Now there is a new twist to that traditional condition.
Current data indicates that in one of every nine two-career families involved in moving to another city, the transfer is offered to the female and the male becomes the displaced spouse. You can guess where all this might lead by noting that 60% of all working families in the nation today have two incomes, according to the U. S. Bureau of Labor Statistics. The bureau predicts that figure will increase to 75% in five years.
If that holds true, the careers of more wives could determine if the family moves or where it moves. Or you could argue that the wife makes those decisions regardless, couldn't you?
The Chicago-based RELO/Inter-City Relocation Service, the nation's largest referral network of independent real estate brokers, is very much aware and concerned with this evolving change.
It currently is observing its 25th year in this specialty field and realizes that a significant change is developing in the work place.
"This phenomenon is increasing the trauma of a move for two-career families and creating a very real need for those in the real estate profession to expand the range of real estate services they provide," says the network's president, Joanne Langston.

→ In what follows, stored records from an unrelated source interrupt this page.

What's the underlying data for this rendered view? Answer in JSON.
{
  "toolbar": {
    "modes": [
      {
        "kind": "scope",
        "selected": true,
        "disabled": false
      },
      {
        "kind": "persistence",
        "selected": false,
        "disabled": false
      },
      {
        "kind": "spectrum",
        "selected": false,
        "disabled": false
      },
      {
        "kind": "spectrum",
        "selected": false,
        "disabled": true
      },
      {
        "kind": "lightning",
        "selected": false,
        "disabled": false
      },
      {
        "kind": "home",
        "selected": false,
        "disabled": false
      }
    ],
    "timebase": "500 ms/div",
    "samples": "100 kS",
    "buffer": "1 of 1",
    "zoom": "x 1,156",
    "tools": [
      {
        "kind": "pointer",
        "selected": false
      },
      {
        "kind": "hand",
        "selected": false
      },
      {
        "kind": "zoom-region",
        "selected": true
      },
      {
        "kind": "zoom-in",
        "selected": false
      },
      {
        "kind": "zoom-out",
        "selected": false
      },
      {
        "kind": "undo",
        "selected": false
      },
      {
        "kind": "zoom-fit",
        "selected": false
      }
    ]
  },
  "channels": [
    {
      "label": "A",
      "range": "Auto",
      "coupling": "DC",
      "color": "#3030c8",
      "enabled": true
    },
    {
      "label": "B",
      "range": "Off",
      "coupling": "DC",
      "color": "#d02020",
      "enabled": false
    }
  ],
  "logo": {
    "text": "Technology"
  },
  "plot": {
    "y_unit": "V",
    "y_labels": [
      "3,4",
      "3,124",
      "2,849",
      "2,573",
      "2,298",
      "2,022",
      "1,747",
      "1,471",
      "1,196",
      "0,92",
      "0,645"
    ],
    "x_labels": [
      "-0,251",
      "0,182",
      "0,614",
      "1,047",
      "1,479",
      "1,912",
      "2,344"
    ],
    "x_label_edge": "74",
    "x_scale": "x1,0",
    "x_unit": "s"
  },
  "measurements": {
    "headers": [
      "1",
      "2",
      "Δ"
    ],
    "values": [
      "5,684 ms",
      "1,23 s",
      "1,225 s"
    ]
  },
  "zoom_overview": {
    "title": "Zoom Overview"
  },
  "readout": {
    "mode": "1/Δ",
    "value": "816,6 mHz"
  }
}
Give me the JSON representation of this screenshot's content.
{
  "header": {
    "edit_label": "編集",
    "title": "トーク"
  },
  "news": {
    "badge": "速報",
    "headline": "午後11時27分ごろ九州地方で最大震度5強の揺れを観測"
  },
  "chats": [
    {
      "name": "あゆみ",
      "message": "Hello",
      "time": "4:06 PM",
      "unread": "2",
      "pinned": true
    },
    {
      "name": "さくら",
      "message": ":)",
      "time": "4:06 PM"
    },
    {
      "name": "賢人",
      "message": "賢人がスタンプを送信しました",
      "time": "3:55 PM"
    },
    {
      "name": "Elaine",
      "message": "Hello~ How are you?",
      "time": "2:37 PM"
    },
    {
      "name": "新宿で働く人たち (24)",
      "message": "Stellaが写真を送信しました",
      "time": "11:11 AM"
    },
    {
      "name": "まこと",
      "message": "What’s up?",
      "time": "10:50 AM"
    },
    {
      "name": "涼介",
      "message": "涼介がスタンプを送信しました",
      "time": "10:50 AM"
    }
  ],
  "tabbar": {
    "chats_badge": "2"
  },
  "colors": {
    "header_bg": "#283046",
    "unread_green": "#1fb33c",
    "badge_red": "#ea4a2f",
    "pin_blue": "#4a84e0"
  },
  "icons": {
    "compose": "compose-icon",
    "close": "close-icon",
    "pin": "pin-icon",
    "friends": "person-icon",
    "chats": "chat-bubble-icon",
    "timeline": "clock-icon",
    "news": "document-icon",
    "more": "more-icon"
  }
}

Increasing numbers of the organization's 1,100 members are offering "spouse and job counseling," in addition to the normal activities of relocation--helping the family move, finding rental housing or arranging financing for buying a home in the new city and renting or selling off the house in the old city.
Such matters as day-care centers, schools and community services in the new city--often left to the wife to explore--are becoming areas in which the relocation service is providing far more assistance, she added.
"The traditional role of the real estate community is changing," she said. "It is essential for today's realtor to serve the entire family. Otherwise, the move will not be a happy or successful one for the individuals involved and for the companies which are transferring employes."
Langston also cited an increase in corporate confidence about the economy.
"As a result, we can expect to see renewed efforts by corporations this year to open new plants and offices in new locations and a greater willingness to transfer their mid- and top-level executives," she said.
A recent personal experience may typify this changing role of wives and husbands as spouses.
My wife's employer, a Chicago-based lingerie and women's-wear firm, invited spouses to attend its annual sales meeting, a first for the company.
My time was spent lolling about the hotel, watching sports events on television and attending cocktail parties--but politely turning down invitations from wives to join them in shopping trips.
But I did attend the annual banquet. When the master of ceremonies asked all the first-time guests--the "wives"--to stand "and take a bow," I stood up too!